Directions:
What is needed is the number of lines in the data below that include "type", stated by itself.

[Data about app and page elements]
-- Opening Marker --

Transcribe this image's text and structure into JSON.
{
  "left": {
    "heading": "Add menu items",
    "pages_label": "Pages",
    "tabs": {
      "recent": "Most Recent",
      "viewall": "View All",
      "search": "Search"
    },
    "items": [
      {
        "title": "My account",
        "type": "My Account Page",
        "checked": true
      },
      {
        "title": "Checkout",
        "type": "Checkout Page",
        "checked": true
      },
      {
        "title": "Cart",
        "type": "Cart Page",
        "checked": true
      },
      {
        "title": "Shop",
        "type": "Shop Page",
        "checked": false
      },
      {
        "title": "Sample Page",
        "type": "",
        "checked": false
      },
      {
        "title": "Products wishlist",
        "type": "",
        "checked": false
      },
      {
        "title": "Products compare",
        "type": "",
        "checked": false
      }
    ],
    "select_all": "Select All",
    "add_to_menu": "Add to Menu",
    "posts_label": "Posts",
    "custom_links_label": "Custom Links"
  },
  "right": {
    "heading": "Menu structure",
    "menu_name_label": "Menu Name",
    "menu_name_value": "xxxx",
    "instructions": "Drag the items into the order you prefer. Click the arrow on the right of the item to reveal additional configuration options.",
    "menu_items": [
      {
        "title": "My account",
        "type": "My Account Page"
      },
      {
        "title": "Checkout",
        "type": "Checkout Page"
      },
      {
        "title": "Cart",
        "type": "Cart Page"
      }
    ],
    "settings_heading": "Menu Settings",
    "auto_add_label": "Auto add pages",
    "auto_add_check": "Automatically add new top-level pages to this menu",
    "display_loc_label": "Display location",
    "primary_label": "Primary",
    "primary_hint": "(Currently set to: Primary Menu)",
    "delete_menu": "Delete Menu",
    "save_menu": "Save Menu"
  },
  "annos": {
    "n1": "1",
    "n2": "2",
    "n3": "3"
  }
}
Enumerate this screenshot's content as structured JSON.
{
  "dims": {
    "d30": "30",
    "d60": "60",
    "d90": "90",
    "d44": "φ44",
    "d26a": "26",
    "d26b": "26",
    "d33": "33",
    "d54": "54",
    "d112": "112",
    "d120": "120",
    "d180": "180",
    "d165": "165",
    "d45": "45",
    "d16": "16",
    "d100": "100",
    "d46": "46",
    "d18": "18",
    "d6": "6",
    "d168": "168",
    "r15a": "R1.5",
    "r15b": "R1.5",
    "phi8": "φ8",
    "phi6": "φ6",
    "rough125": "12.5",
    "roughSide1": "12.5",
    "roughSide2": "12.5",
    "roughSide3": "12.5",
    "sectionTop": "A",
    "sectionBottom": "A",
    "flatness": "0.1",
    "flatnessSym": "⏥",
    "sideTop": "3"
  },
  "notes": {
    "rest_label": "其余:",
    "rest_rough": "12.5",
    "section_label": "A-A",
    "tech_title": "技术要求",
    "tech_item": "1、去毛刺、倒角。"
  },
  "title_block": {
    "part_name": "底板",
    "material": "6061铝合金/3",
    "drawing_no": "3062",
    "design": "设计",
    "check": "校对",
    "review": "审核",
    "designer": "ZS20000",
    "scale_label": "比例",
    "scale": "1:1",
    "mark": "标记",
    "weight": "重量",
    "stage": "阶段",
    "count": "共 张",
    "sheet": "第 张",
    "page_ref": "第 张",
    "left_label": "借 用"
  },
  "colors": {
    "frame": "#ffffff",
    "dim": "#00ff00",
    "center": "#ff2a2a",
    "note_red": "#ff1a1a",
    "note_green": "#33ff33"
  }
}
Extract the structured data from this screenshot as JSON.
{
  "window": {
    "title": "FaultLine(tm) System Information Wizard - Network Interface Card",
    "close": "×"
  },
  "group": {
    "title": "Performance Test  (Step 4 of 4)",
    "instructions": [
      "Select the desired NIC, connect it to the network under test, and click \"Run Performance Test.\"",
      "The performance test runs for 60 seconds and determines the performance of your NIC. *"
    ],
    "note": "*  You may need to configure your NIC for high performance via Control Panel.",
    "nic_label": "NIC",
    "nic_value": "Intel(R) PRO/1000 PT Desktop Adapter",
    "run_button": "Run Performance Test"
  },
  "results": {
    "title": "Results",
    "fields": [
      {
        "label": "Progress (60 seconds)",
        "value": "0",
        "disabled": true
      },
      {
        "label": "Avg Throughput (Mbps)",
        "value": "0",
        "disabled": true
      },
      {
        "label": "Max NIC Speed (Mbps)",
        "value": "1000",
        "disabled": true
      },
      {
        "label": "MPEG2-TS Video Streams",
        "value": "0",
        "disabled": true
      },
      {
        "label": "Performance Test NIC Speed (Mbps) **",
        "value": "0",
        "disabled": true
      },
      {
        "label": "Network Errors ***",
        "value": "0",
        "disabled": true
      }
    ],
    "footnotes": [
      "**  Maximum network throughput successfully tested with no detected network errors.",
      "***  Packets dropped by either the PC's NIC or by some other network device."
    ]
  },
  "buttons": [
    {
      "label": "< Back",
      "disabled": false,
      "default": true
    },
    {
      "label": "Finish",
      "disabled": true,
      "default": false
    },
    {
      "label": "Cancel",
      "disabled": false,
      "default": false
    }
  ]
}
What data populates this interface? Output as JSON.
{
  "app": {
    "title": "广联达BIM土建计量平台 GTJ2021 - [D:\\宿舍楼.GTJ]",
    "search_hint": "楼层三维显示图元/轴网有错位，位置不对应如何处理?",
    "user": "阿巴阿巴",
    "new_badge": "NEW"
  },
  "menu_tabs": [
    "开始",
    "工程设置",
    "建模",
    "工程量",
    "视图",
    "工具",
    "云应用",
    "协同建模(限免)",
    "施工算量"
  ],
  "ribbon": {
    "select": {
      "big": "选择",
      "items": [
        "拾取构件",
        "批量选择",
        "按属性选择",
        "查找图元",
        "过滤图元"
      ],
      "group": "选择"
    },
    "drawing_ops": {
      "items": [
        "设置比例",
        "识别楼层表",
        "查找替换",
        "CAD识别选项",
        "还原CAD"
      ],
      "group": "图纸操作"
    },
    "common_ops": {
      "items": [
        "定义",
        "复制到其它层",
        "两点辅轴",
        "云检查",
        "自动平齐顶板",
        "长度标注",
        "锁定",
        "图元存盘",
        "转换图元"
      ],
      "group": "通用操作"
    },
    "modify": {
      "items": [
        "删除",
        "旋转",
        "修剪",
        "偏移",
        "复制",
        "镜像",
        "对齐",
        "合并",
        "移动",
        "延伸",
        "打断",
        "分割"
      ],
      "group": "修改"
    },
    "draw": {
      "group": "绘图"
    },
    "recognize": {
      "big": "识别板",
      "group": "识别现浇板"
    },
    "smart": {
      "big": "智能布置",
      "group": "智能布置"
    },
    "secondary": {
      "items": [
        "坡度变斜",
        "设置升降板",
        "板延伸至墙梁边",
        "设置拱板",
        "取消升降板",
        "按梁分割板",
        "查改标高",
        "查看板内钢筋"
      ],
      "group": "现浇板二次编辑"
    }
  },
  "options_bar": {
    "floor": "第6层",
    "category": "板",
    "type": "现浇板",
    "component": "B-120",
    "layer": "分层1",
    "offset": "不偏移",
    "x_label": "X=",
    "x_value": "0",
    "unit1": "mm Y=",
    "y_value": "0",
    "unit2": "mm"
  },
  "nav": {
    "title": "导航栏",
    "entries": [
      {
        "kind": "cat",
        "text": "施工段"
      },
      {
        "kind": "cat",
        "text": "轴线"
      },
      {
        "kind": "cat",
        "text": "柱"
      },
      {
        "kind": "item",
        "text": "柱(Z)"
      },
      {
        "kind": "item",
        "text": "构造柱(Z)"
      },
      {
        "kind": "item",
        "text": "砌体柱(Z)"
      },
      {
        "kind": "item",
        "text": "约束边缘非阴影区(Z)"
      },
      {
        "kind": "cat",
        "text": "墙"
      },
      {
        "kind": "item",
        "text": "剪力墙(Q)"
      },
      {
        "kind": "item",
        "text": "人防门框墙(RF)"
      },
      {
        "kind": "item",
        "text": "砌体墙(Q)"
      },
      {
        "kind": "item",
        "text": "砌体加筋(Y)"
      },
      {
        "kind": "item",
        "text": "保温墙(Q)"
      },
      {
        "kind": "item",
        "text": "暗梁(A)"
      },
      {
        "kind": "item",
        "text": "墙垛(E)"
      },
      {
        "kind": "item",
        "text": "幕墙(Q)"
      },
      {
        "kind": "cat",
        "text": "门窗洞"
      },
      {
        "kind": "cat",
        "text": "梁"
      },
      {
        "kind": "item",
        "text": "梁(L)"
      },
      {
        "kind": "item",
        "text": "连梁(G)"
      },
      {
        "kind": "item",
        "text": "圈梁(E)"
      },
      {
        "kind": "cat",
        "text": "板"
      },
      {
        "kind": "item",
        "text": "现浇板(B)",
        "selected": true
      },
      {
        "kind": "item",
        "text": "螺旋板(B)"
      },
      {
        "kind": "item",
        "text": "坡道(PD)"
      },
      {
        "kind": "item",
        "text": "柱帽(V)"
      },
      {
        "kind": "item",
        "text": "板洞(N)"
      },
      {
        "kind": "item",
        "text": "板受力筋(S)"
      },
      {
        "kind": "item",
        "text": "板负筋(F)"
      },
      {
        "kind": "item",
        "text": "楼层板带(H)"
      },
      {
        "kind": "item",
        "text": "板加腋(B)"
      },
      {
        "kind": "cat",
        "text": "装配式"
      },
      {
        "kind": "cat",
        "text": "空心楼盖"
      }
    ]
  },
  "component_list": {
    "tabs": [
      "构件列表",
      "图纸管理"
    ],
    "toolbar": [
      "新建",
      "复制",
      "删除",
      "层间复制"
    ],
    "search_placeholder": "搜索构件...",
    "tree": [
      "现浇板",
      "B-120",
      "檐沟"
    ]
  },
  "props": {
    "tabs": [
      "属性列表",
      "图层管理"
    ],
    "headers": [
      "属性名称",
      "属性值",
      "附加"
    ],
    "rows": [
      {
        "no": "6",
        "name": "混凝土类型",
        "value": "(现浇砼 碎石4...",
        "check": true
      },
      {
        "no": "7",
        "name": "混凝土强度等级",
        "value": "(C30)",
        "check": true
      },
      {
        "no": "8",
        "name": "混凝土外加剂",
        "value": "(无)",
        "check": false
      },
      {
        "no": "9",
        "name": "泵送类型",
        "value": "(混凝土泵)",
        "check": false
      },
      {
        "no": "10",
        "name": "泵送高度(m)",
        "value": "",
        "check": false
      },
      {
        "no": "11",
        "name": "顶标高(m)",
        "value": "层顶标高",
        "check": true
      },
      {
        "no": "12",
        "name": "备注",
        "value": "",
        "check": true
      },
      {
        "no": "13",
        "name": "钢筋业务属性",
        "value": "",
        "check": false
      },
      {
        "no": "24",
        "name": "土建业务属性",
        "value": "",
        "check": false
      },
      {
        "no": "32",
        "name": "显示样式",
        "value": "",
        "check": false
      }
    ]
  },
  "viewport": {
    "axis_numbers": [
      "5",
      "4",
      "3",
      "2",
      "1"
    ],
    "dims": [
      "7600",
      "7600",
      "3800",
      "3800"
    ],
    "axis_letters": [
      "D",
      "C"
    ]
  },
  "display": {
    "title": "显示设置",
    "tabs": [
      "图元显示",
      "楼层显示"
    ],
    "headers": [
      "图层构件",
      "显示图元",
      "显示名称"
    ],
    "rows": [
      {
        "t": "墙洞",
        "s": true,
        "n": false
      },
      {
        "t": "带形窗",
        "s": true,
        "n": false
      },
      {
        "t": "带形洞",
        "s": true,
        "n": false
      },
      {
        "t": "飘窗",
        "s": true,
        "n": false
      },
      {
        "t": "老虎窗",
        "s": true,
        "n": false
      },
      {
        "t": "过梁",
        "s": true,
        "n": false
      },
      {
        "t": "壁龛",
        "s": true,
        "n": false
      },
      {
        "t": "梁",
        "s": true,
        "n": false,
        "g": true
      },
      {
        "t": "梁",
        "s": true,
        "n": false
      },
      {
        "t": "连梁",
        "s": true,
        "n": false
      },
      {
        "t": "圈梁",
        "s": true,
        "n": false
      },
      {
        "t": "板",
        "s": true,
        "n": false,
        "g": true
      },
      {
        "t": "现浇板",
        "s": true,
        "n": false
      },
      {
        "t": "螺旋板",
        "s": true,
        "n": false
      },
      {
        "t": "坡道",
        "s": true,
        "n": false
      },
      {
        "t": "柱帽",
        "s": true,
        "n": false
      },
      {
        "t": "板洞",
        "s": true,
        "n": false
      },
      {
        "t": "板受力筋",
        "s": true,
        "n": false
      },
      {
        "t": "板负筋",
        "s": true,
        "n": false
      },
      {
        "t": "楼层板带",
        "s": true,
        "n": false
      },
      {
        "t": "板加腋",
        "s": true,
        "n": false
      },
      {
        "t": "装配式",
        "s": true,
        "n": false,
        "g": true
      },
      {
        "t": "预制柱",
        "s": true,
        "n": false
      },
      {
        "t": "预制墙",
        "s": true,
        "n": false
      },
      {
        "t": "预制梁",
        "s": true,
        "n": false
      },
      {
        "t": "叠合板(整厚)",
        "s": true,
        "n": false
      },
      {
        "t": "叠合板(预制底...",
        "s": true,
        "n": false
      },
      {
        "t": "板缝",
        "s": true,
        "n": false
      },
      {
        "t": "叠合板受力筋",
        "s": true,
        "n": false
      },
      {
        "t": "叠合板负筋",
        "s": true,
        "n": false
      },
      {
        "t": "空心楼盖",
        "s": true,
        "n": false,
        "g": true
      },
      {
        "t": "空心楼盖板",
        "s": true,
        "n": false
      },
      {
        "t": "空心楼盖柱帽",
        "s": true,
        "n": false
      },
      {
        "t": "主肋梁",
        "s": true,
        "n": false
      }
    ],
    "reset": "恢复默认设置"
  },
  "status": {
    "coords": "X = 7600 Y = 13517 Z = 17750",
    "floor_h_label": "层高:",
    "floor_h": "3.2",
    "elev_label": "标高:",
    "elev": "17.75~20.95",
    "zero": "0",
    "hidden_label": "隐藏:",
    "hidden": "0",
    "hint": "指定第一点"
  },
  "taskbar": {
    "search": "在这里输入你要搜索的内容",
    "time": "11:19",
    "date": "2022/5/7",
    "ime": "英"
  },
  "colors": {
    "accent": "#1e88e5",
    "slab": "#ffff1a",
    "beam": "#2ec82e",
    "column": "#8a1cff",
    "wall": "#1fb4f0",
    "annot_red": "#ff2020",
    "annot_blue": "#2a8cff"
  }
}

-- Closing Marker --

Written response:
11